The proposed NSW legislation to protect paramedics (ambulance officers) from assaults is an important and symbolic action by the State government but it should not be the only protective intervention, according to a visiting Fulbright Scholar at Charles Sturt University (CSU).
Dr Brian Maguire, a Senior Fulbright Scholar and an Associate Professor at the University of Maryland in Baltimore County, USA, has been in Australia since January conducting an international research project on the occupational risks of paramedics in ambulance services in Australia. One of the chief organisations he is working with is the School of Biomedical Sciences at CSU in Bathurst.
“As recent media stories show, the NSW Ambulance Service faces an increase in occupational injuries from assaults, as well rising concerns about paramedic stress and suicides,” Dr Maguire said.
"We know that paramedics in Australia have the sixth highest rate of occupational injury, yet little is known about the causes of these risks, or how the risks vary by gender, age and job title. These underlying questions must be answered before interventions, such as agency policies and training for personnel, can be developed, tested and implemented."
Before he began his academic career, Dr Maguire served as a paramedic in New York City for 20 years, and although he was never personally assaulted in that time, he often witnessed violence and its consequences. His subsequent groundbreaking research in the United States was the first to show that ambulance personnel in that country have an occupational fatality rate and a non-fatal injury rate that is far above the national average and is comparable to the rates for police and firefighters.
Dr Maguire observed, “There is a lot of energy in Australian ambulance services, with a number of positive initiatives evolving to enhance the already high standards of professional practice and service delivery.
“In Australia, ambulance services seem to successfully retain their staff longer than their US counterparts where there is a higher turnover of personnel.
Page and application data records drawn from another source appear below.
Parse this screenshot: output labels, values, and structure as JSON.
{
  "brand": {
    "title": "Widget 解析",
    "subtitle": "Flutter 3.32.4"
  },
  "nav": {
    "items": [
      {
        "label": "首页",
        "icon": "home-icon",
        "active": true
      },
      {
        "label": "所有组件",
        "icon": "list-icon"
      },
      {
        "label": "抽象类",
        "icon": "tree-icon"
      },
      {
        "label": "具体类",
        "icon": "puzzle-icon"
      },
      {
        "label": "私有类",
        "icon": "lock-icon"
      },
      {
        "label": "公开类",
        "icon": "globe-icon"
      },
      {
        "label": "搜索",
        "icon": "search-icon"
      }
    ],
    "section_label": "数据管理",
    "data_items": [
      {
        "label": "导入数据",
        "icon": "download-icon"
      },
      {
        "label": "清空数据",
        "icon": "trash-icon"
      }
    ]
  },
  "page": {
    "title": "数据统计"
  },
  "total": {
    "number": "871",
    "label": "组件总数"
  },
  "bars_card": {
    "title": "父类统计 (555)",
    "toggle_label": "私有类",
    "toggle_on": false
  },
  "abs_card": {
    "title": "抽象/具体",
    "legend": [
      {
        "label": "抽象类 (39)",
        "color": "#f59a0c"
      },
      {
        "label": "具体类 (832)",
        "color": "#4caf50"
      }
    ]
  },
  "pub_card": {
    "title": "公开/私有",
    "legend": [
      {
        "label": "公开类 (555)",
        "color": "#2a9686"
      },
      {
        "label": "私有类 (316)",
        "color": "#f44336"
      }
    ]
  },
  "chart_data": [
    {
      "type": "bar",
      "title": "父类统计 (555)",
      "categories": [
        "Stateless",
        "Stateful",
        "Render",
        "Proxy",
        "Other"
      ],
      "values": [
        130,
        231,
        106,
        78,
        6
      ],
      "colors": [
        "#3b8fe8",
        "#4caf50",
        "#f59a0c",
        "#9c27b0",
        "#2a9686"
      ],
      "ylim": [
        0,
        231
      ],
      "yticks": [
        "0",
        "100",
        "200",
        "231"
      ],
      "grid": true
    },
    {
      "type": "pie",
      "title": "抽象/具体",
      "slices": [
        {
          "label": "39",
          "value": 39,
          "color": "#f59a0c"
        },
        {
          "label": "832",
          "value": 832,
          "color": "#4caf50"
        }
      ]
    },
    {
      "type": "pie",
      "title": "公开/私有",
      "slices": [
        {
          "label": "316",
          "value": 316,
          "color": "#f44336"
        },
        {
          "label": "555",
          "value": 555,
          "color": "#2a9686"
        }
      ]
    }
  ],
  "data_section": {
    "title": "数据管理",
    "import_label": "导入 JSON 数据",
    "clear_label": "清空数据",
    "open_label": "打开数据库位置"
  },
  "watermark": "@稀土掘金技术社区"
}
I’ve been surprised to encounter paramedics in Australia who have been in the job for 20 to 30 years, whereas in the US the average paramedic career is more like 10 years,” he said.
Explore the world of social